"Unfortunately, the lack of support from the administration made keeping the public option in the bill an uphill struggle," Feingold said in a written statement.
Feingold supported the bill, however, as did every other Democrat, even though he disliked elements of it.
"While the loss of the public option is a bitter pill to swallow, on balance, the bill still delivers meaningful reform, and the cost of inaction is simply too high," Feingold said.
The proposal would cost $871 billion over the next 10 years to give access for 31 million Americans who don't currently have health insurance. It counts on lower Medicare costs, taxes on the insurance industry and medical device makes as well as a special tax on high-cost insurance plans, to pay for the legislation.
Every person would be required by the government to have insurance or pay a fine. People making up to $88,000 for a family of four would get help from the government to pay for insurance. Medicaid would be greatly expanded for the poor.
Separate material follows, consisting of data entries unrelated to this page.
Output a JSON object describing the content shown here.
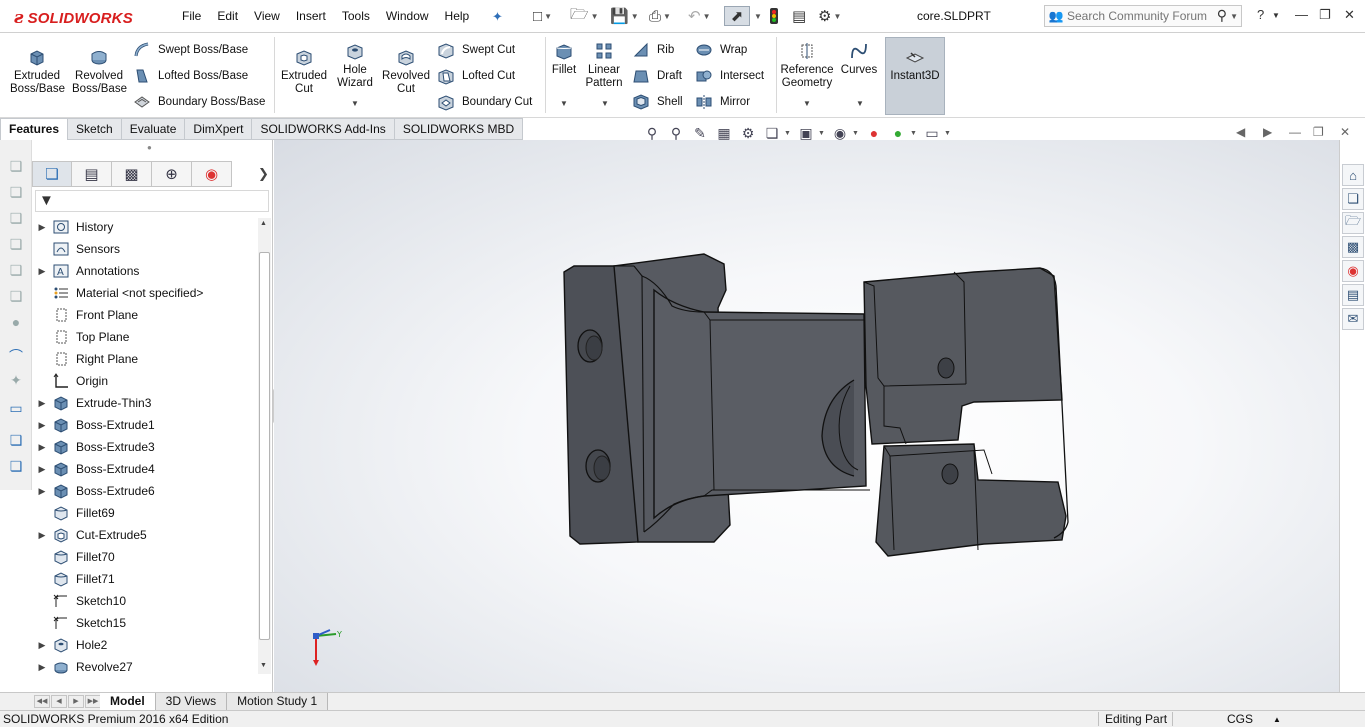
{
  "app": {
    "brand": "SOLIDWORKS",
    "document_name": "core.SLDPRT",
    "colors": {
      "brand_red": "#d81e1e",
      "model_body": "#55585f",
      "model_face": "#4a4d54",
      "selected_button": "#c9d0d8"
    }
  },
  "menu": [
    "File",
    "Edit",
    "View",
    "Insert",
    "Tools",
    "Window",
    "Help"
  ],
  "search": {
    "placeholder": "Search Community Forum"
  },
  "command_manager": {
    "large_buttons": [
      {
        "label1": "Extruded",
        "label2": "Boss/Base",
        "icon": "extruded-boss-icon"
      },
      {
        "label1": "Revolved",
        "label2": "Boss/Base",
        "icon": "revolved-boss-icon"
      },
      {
        "label1": "Extruded",
        "label2": "Cut",
        "icon": "extruded-cut-icon"
      },
      {
        "label1": "Hole",
        "label2": "Wizard",
        "icon": "hole-wizard-icon"
      },
      {
        "label1": "Revolved",
        "label2": "Cut",
        "icon": "revolved-cut-icon"
      },
      {
        "label1": "Fillet",
        "label2": "",
        "icon": "fillet-icon"
      },
      {
        "label1": "Linear",
        "label2": "Pattern",
        "icon": "linear-pattern-icon"
      },
      {
        "label1": "Reference",
        "label2": "Geometry",
        "icon": "reference-geometry-icon"
      },
      {
        "label1": "Curves",
        "label2": "",
        "icon": "curves-icon"
      }
    ],
    "small_buttons": {
      "swept_boss": "Swept Boss/Base",
      "lofted_boss": "Lofted Boss/Base",
      "boundary_boss": "Boundary Boss/Base",
      "swept_cut": "Swept Cut",
      "lofted_cut": "Lofted Cut",
      "boundary_cut": "Boundary Cut",
      "rib": "Rib",
      "draft": "Draft",
      "shell": "Shell",
      "wrap": "Wrap",
      "intersect": "Intersect",
      "mirror": "Mirror"
    },
    "instant3d": "Instant3D"
  },
  "tabs": [
    {
      "label": "Features",
      "active": true
    },
    {
      "label": "Sketch"
    },
    {
      "label": "Evaluate"
    },
    {
      "label": "DimXpert"
    },
    {
      "label": "SOLIDWORKS Add-Ins"
    },
    {
      "label": "SOLIDWORKS MBD"
    }
  ],
  "feature_tree": [
    {
      "label": "History",
      "icon": "history-icon",
      "expandable": true
    },
    {
      "label": "Sensors",
      "icon": "sensors-icon",
      "expandable": false
    },
    {
      "label": "Annotations",
      "icon": "annotations-icon",
      "expandable": true
    },
    {
      "label": "Material <not specified>",
      "icon": "material-icon",
      "expandable": false
    },
    {
      "label": "Front Plane",
      "icon": "plane-icon",
      "expandable": false
    },
    {
      "label": "Top Plane",
      "icon": "plane-icon",
      "expandable": false
    },
    {
      "label": "Right Plane",
      "icon": "plane-icon",
      "expandable": false
    },
    {
      "label": "Origin",
      "icon": "origin-icon",
      "expandable": false
    },
    {
      "label": "Extrude-Thin3",
      "icon": "extrude-feature-icon",
      "expandable": true
    },
    {
      "label": "Boss-Extrude1",
      "icon": "extrude-feature-icon",
      "expandable": true
    },
    {
      "label": "Boss-Extrude3",
      "icon": "extrude-feature-icon",
      "expandable": true
    },
    {
      "label": "Boss-Extrude4",
      "icon": "extrude-feature-icon",
      "expandable": true
    },
    {
      "label": "Boss-Extrude6",
      "icon": "extrude-feature-icon",
      "expandable": true
    },
    {
      "label": "Fillet69",
      "icon": "fillet-feature-icon",
      "expandable": false
    },
    {
      "label": "Cut-Extrude5",
      "icon": "cut-extrude-icon",
      "expandable": true
    },
    {
      "label": "Fillet70",
      "icon": "fillet-feature-icon",
      "expandable": false
    },
    {
      "label": "Fillet71",
      "icon": "fillet-feature-icon",
      "expandable": false
    },
    {
      "label": "Sketch10",
      "icon": "sketch-icon",
      "expandable": false
    },
    {
      "label": "Sketch15",
      "icon": "sketch-icon",
      "expandable": false
    },
    {
      "label": "Hole2",
      "icon": "hole-feature-icon",
      "expandable": true
    },
    {
      "label": "Revolve27",
      "icon": "revolve-feature-icon",
      "expandable": true
    }
  ],
  "bottom_tabs": [
    {
      "label": "Model",
      "active": true
    },
    {
      "label": "3D Views"
    },
    {
      "label": "Motion Study 1"
    }
  ],
  "status": {
    "edition": "SOLIDWORKS Premium 2016 x64 Edition",
    "mode": "Editing Part",
    "units": "CGS"
  }
}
Republican senators, seeking to delay the vote and turn public opinion even further against it, launched a rhetorical attack on Nelson, the conservative Democrat who withheld his support for a health reform compromise until the last moment.
Senate Minority Leader Mitch McConnell of Kentucky called provisions inserted to woo Nelson's vote a "kind of smelly proposition."
"This is supposed to be all of our health care ... not just for them," he said at a Capitol Hill press conference.
It was not just Nelson's home state of Nebraska that won concessions in closed-door negotiations, but because Nebraska's carve-out is permanent, the conservative Democrat is catching the most fire from Republicans.
Vermont and Massachusetts will also benefit from special treatment in how the federal government subsidizes state Medicaid programs, although supporters argue that those two states were being penalized because they already help provide insurance for nearly all of their citizens.
Republicans vowed to delay a final vote until Christmas Eve, even though the vote this morning effectively broke their filibuster of health reform legislation.
Why is the GOP fighting it when the passage looks clear for Democrats?
"Because they [Senate Democrats] haven't got the American public," McCain said. "They had 60 percent of the United States Senate, 60 percent of the American people are against this. They want it stopped and they certainly -- as they find out more about this unsavory process we've been through, the Cornhusker Kickback, the Louisiana Purchase, the Florida FlimFlam and all of the other kinds of dealing that went on -- they'll find it very distasteful."
Other goodies were tougher to trace. The bill authorizes $100 million for hospital construction for a medical school opaquely described as "an academic health center at a public research university in the United States that contains a State's sole public academic medical and dental school."
Eleven hospitals would potentially qualify for some of the money, according to Democratic staffers. But the Secretary of Health and Human Services would be in charge of doling the funding out.
On the Senate floor, Sen. Lindsay Graham of South Carolina said the Democrats had to "cook up a deal in a back room that is sleazy in my view."